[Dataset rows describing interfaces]

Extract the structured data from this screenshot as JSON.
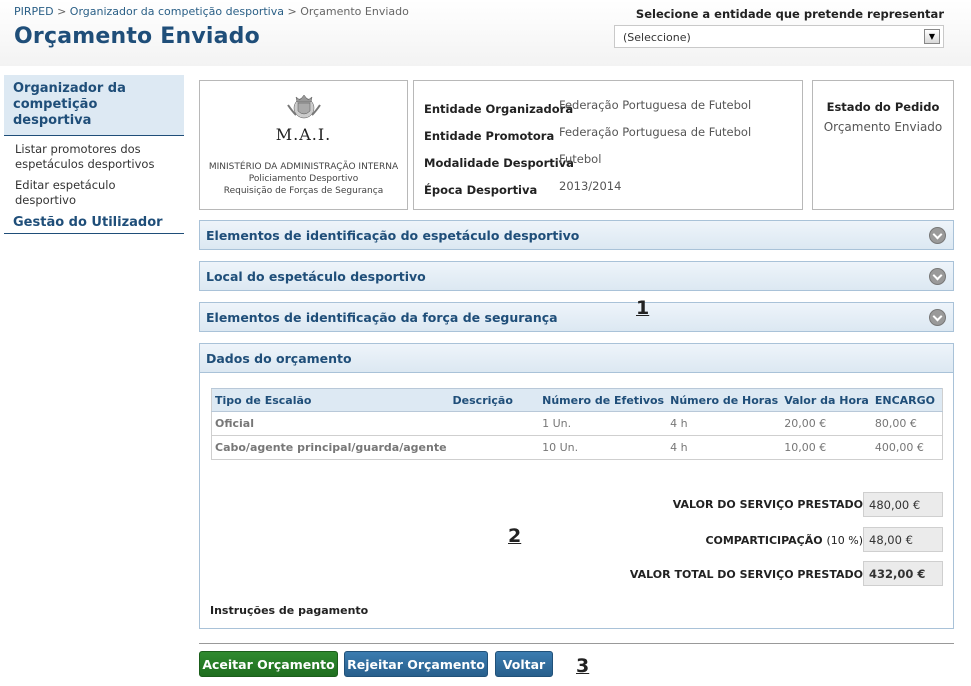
{
  "breadcrumb": [
    "PIRPED",
    "Organizador da competição desportiva",
    "Orçamento Enviado"
  ],
  "breadcrumb_sep": ">",
  "page_title": "Orçamento Enviado",
  "entity_selector": {
    "label": "Selecione a entidade que pretende representar",
    "value": "(Seleccione)"
  },
  "sidebar": {
    "active": "Organizador da competição desportiva",
    "items": [
      "Listar promotores dos espetáculos desportivos",
      "Editar espetáculo desportivo"
    ],
    "section": "Gestão do Utilizador"
  },
  "logo": {
    "acronym": "M.A.I.",
    "line1": "MINISTÉRIO DA ADMINISTRAÇÃO INTERNA",
    "line2": "Policiamento Desportivo",
    "line3": "Requisição de Forças de Segurança"
  },
  "info": [
    {
      "label": "Entidade Organizadora",
      "value": "Federação Portuguesa de Futebol"
    },
    {
      "label": "Entidade Promotora",
      "value": "Federação Portuguesa de Futebol"
    },
    {
      "label": "Modalidade Desportiva",
      "value": "Futebol"
    },
    {
      "label": "Época Desportiva",
      "value": "2013/2014"
    }
  ],
  "status": {
    "label": "Estado do Pedido",
    "value": "Orçamento Enviado"
  },
  "accordions": [
    "Elementos de identificação do espetáculo desportivo",
    "Local do espetáculo desportivo",
    "Elementos de identificação da força de segurança"
  ],
  "budget": {
    "title": "Dados do orçamento",
    "columns": [
      "Tipo de Escalão",
      "Descrição",
      "Número de Efetivos",
      "Número de Horas",
      "Valor da Hora",
      "ENCARGO"
    ],
    "rows": [
      [
        "Oficial",
        "",
        "1 Un.",
        "4 h",
        "20,00 €",
        "80,00 €"
      ],
      [
        "Cabo/agente principal/guarda/agente",
        "",
        "10 Un.",
        "4 h",
        "10,00 €",
        "400,00 €"
      ]
    ],
    "service_label": "VALOR DO SERVIÇO PRESTADO",
    "service_value": "480,00 €",
    "copay_label": "COMPARTICIPAÇÃO",
    "copay_pct": "(10 %)",
    "copay_value": "48,00 €",
    "total_label": "VALOR TOTAL DO SERVIÇO PRESTADO",
    "total_value": "432,00 €",
    "payment_instructions": "Instruções de pagamento"
  },
  "annotations": [
    "1",
    "2",
    "3"
  ],
  "buttons": {
    "accept": "Aceitar Orçamento",
    "reject": "Rejeitar Orçamento",
    "back": "Voltar"
  }
}
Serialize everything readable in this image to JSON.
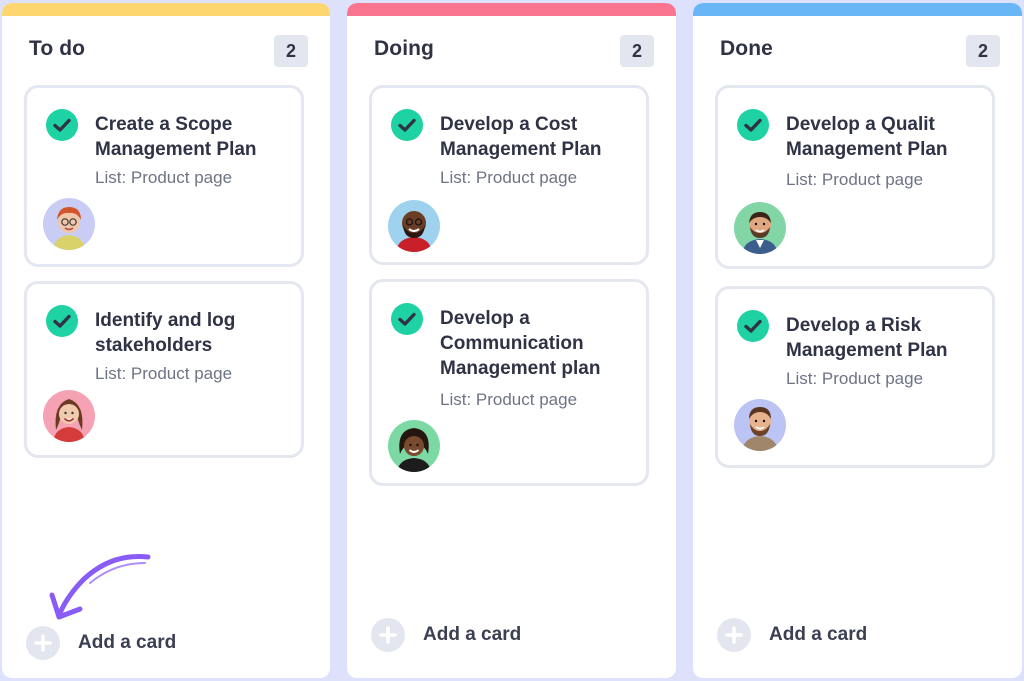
{
  "colors": {
    "todo_bar": "#fdd66f",
    "doing_bar": "#f9758f",
    "done_bar": "#68b6f6",
    "check_green": "#1ed2a4",
    "arrow_purple": "#8a5cf6"
  },
  "columns": [
    {
      "title": "To do",
      "count": "2",
      "add_label": "Add a card",
      "cards": [
        {
          "title": "Create a Scope Management Plan",
          "list": "List: Product page",
          "avatar": "avatar-red-hair-woman"
        },
        {
          "title": "Identify and log stakeholders",
          "list": "List: Product page",
          "avatar": "avatar-brown-hair-woman"
        }
      ]
    },
    {
      "title": "Doing",
      "count": "2",
      "add_label": "Add a card",
      "cards": [
        {
          "title": "Develop a Cost Management Plan",
          "list": "List: Product page",
          "avatar": "avatar-bearded-man"
        },
        {
          "title": "Develop a Communication Management plan",
          "list": "List: Product page",
          "avatar": "avatar-curly-hair-woman"
        }
      ]
    },
    {
      "title": "Done",
      "count": "2",
      "add_label": "Add a card",
      "cards": [
        {
          "title": "Develop a Qualit Management Plan",
          "list": "List: Product page",
          "avatar": "avatar-smiling-man"
        },
        {
          "title": "Develop a Risk Management Plan",
          "list": "List: Product page",
          "avatar": "avatar-beard-man"
        }
      ]
    }
  ]
}
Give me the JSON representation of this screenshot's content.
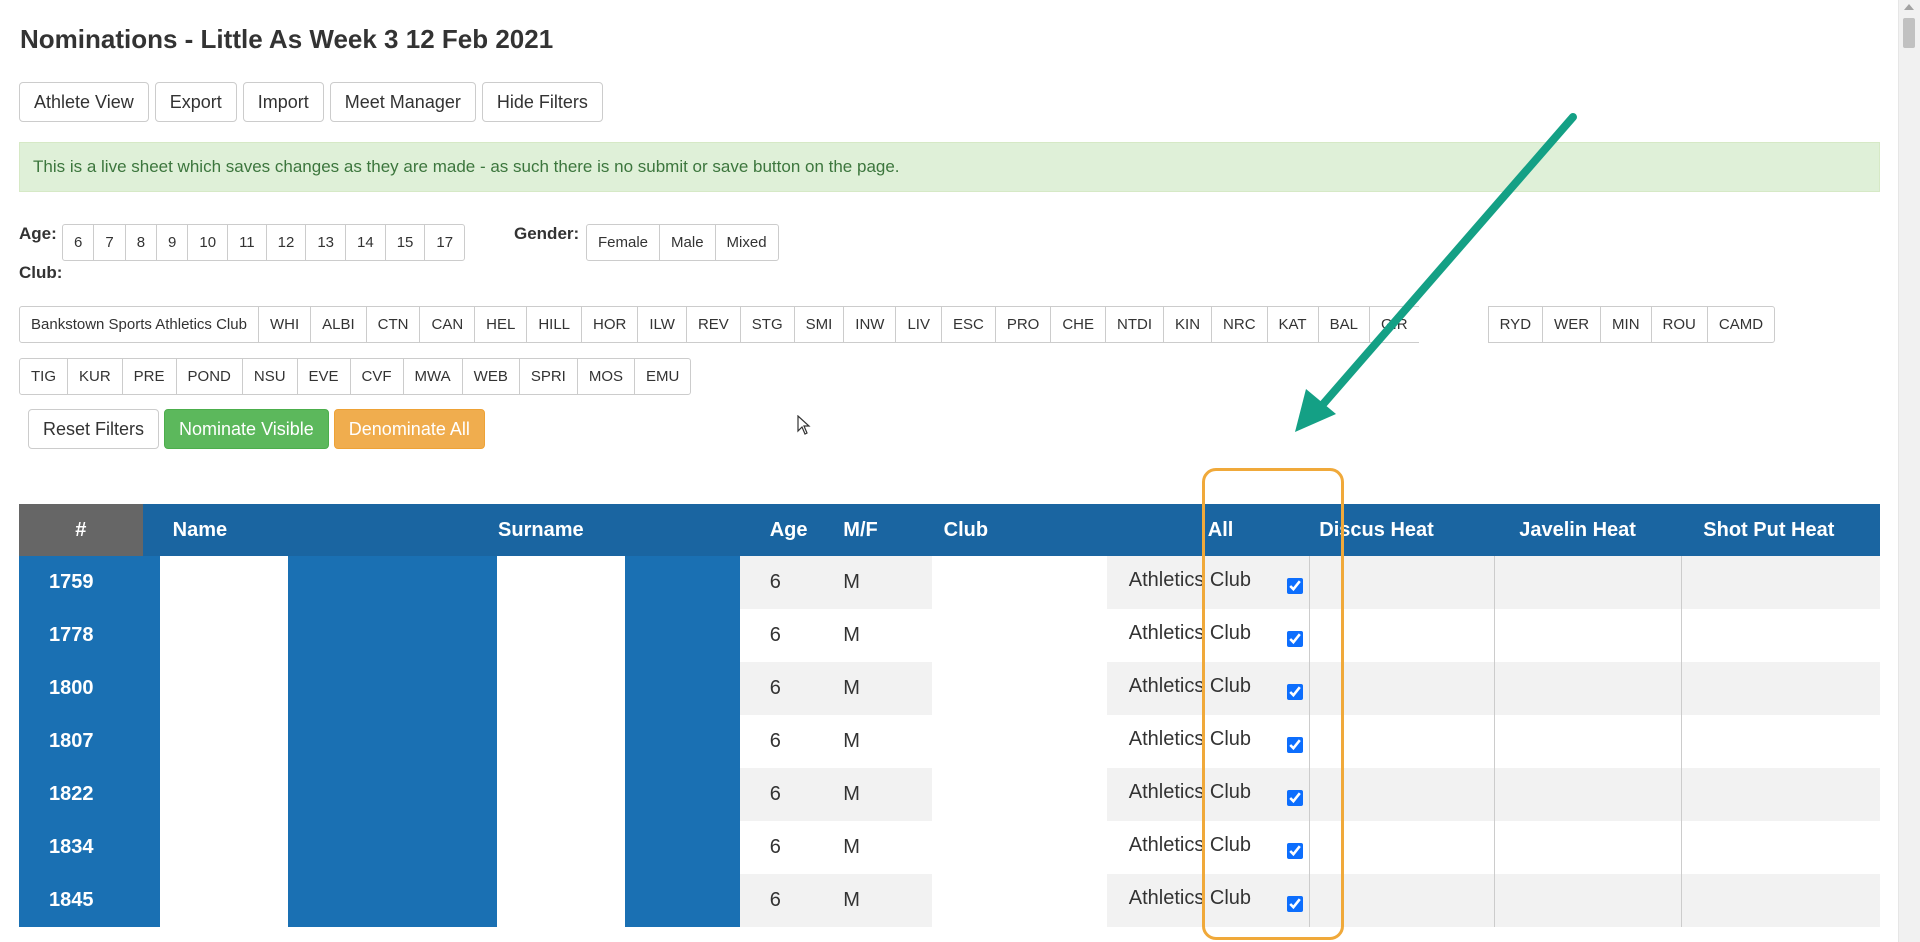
{
  "page": {
    "title": "Nominations - Little As Week 3 12 Feb 2021"
  },
  "toolbar": [
    "Athlete View",
    "Export",
    "Import",
    "Meet Manager",
    "Hide Filters"
  ],
  "alert": "This is a live sheet which saves changes as they are made - as such there is no submit or save button on the page.",
  "filters": {
    "age_label": "Age:",
    "ages": [
      "6",
      "7",
      "8",
      "9",
      "10",
      "11",
      "12",
      "13",
      "14",
      "15",
      "17"
    ],
    "gender_label": "Gender:",
    "genders": [
      "Female",
      "Male",
      "Mixed"
    ],
    "club_label": "Club:",
    "clubs_row1": [
      "Bankstown Sports Athletics Club",
      "WHI",
      "ALBI",
      "CTN",
      "CAN",
      "HEL",
      "HILL",
      "HOR",
      "ILW",
      "REV",
      "STG",
      "SMI",
      "INW",
      "LIV",
      "ESC",
      "PRO",
      "CHE",
      "NTDI",
      "KIN",
      "NRC",
      "KAT",
      "BAL",
      "GIR",
      "",
      "RYD",
      "WER",
      "MIN",
      "ROU",
      "CAMD"
    ],
    "clubs_row2": [
      "TIG",
      "KUR",
      "PRE",
      "POND",
      "NSU",
      "EVE",
      "CVF",
      "MWA",
      "WEB",
      "SPRI",
      "MOS",
      "EMU"
    ]
  },
  "actions": {
    "reset": "Reset Filters",
    "nominate": "Nominate Visible",
    "denominate": "Denominate All"
  },
  "colors": {
    "header_blue": "#1a65a1",
    "cell_blue": "#1a70b3",
    "success": "#5cb85c",
    "warning": "#f0ad4e",
    "arrow": "#14a085",
    "highlight": "#f0a93a"
  },
  "table": {
    "headers": {
      "id": "#",
      "name": "Name",
      "surname": "Surname",
      "age": "Age",
      "mf": "M/F",
      "club": "Club",
      "all": "All",
      "discus": "Discus Heat",
      "javelin": "Javelin Heat",
      "shotput": "Shot Put Heat"
    },
    "rows": [
      {
        "id": "1759",
        "age": "6",
        "mf": "M",
        "club": "Athletics Club",
        "all": true
      },
      {
        "id": "1778",
        "age": "6",
        "mf": "M",
        "club": "Athletics Club",
        "all": true
      },
      {
        "id": "1800",
        "age": "6",
        "mf": "M",
        "club": "Athletics Club",
        "all": true
      },
      {
        "id": "1807",
        "age": "6",
        "mf": "M",
        "club": "Athletics Club",
        "all": true
      },
      {
        "id": "1822",
        "age": "6",
        "mf": "M",
        "club": "Athletics Club",
        "all": true
      },
      {
        "id": "1834",
        "age": "6",
        "mf": "M",
        "club": "Athletics Club",
        "all": true
      },
      {
        "id": "1845",
        "age": "6",
        "mf": "M",
        "club": "Athletics Club",
        "all": true
      }
    ]
  }
}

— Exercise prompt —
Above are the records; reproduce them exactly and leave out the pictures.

— Result —
Extract the structured data from this screenshot as JSON.
{
  "breadcrumb": [
    "PIRPED",
    "Organizador da competição desportiva",
    "Orçamento Enviado"
  ],
  "breadcrumb_sep": ">",
  "page_title": "Orçamento Enviado",
  "entity_selector": {
    "label": "Selecione a entidade que pretende representar",
    "value": "(Seleccione)"
  },
  "sidebar": {
    "active": "Organizador da competição desportiva",
    "items": [
      "Listar promotores dos espetáculos desportivos",
      "Editar espetáculo desportivo"
    ],
    "section": "Gestão do Utilizador"
  },
  "logo": {
    "acronym": "M.A.I.",
    "line1": "MINISTÉRIO DA ADMINISTRAÇÃO INTERNA",
    "line2": "Policiamento Desportivo",
    "line3": "Requisição de Forças de Segurança"
  },
  "info": [
    {
      "label": "Entidade Organizadora",
      "value": "Federação Portuguesa de Futebol"
    },
    {
      "label": "Entidade Promotora",
      "value": "Federação Portuguesa de Futebol"
    },
    {
      "label": "Modalidade Desportiva",
      "value": "Futebol"
    },
    {
      "label": "Época Desportiva",
      "value": "2013/2014"
    }
  ],
  "status": {
    "label": "Estado do Pedido",
    "value": "Orçamento Enviado"
  },
  "accordions": [
    "Elementos de identificação do espetáculo desportivo",
    "Local do espetáculo desportivo",
    "Elementos de identificação da força de segurança"
  ],
  "budget": {
    "title": "Dados do orçamento",
    "columns": [
      "Tipo de Escalão",
      "Descrição",
      "Número de Efetivos",
      "Número de Horas",
      "Valor da Hora",
      "ENCARGO"
    ],
    "rows": [
      [
        "Oficial",
        "",
        "1 Un.",
        "4 h",
        "20,00 €",
        "80,00 €"
      ],
      [
        "Cabo/agente principal/guarda/agente",
        "",
        "10 Un.",
        "4 h",
        "10,00 €",
        "400,00 €"
      ]
    ],
    "service_label": "VALOR DO SERVIÇO PRESTADO",
    "service_value": "480,00 €",
    "copay_label": "COMPARTICIPAÇÃO",
    "copay_pct": "(10 %)",
    "copay_value": "48,00 €",
    "total_label": "VALOR TOTAL DO SERVIÇO PRESTADO",
    "total_value": "432,00 €",
    "payment_instructions": "Instruções de pagamento"
  },
  "annotations": [
    "1",
    "2",
    "3"
  ],
  "buttons": {
    "accept": "Aceitar Orçamento",
    "reject": "Rejeitar Orçamento",
    "back": "Voltar"
  }
}
Serialize everything readable in this image to JSON.
{
  "colors": {
    "todo_bar": "#fdd66f",
    "doing_bar": "#f9758f",
    "done_bar": "#68b6f6",
    "check_green": "#1ed2a4",
    "arrow_purple": "#8a5cf6"
  },
  "columns": [
    {
      "title": "To do",
      "count": "2",
      "add_label": "Add a card",
      "cards": [
        {
          "title": "Create a Scope Management Plan",
          "list": "List: Product page",
          "avatar": "avatar-red-hair-woman"
        },
        {
          "title": "Identify and log stakeholders",
          "list": "List: Product page",
          "avatar": "avatar-brown-hair-woman"
        }
      ]
    },
    {
      "title": "Doing",
      "count": "2",
      "add_label": "Add a card",
      "cards": [
        {
          "title": "Develop a Cost Management Plan",
          "list": "List: Product page",
          "avatar": "avatar-bearded-man"
        },
        {
          "title": "Develop a Communication Management plan",
          "list": "List: Product page",
          "avatar": "avatar-curly-hair-woman"
        }
      ]
    },
    {
      "title": "Done",
      "count": "2",
      "add_label": "Add a card",
      "cards": [
        {
          "title": "Develop a Qualit Management Plan",
          "list": "List: Product page",
          "avatar": "avatar-smiling-man"
        },
        {
          "title": "Develop a Risk Management Plan",
          "list": "List: Product page",
          "avatar": "avatar-beard-man"
        }
      ]
    }
  ]
}
Give me the JSON representation of this screenshot's content.
{
  "page": {
    "title": "Nominations - Little As Week 3 12 Feb 2021"
  },
  "toolbar": [
    "Athlete View",
    "Export",
    "Import",
    "Meet Manager",
    "Hide Filters"
  ],
  "alert": "This is a live sheet which saves changes as they are made - as such there is no submit or save button on the page.",
  "filters": {
    "age_label": "Age:",
    "ages": [
      "6",
      "7",
      "8",
      "9",
      "10",
      "11",
      "12",
      "13",
      "14",
      "15",
      "17"
    ],
    "gender_label": "Gender:",
    "genders": [
      "Female",
      "Male",
      "Mixed"
    ],
    "club_label": "Club:",
    "clubs_row1": [
      "Bankstown Sports Athletics Club",
      "WHI",
      "ALBI",
      "CTN",
      "CAN",
      "HEL",
      "HILL",
      "HOR",
      "ILW",
      "REV",
      "STG",
      "SMI",
      "INW",
      "LIV",
      "ESC",
      "PRO",
      "CHE",
      "NTDI",
      "KIN",
      "NRC",
      "KAT",
      "BAL",
      "GIR",
      "",
      "RYD",
      "WER",
      "MIN",
      "ROU",
      "CAMD"
    ],
    "clubs_row2": [
      "TIG",
      "KUR",
      "PRE",
      "POND",
      "NSU",
      "EVE",
      "CVF",
      "MWA",
      "WEB",
      "SPRI",
      "MOS",
      "EMU"
    ]
  },
  "actions": {
    "reset": "Reset Filters",
    "nominate": "Nominate Visible",
    "denominate": "Denominate All"
  },
  "colors": {
    "header_blue": "#1a65a1",
    "cell_blue": "#1a70b3",
    "success": "#5cb85c",
    "warning": "#f0ad4e",
    "arrow": "#14a085",
    "highlight": "#f0a93a"
  },
  "table": {
    "headers": {
      "id": "#",
      "name": "Name",
      "surname": "Surname",
      "age": "Age",
      "mf": "M/F",
      "club": "Club",
      "all": "All",
      "discus": "Discus Heat",
      "javelin": "Javelin Heat",
      "shotput": "Shot Put Heat"
    },
    "rows": [
      {
        "id": "1759",
        "age": "6",
        "mf": "M",
        "club": "Athletics Club",
        "all": true
      },
      {
        "id": "1778",
        "age": "6",
        "mf": "M",
        "club": "Athletics Club",
        "all": true
      },
      {
        "id": "1800",
        "age": "6",
        "mf": "M",
        "club": "Athletics Club",
        "all": true
      },
      {
        "id": "1807",
        "age": "6",
        "mf": "M",
        "club": "Athletics Club",
        "all": true
      },
      {
        "id": "1822",
        "age": "6",
        "mf": "M",
        "club": "Athletics Club",
        "all": true
      },
      {
        "id": "1834",
        "age": "6",
        "mf": "M",
        "club": "Athletics Club",
        "all": true
      },
      {
        "id": "1845",
        "age": "6",
        "mf": "M",
        "club": "Athletics Club",
        "all": true
      }
    ]
  }
}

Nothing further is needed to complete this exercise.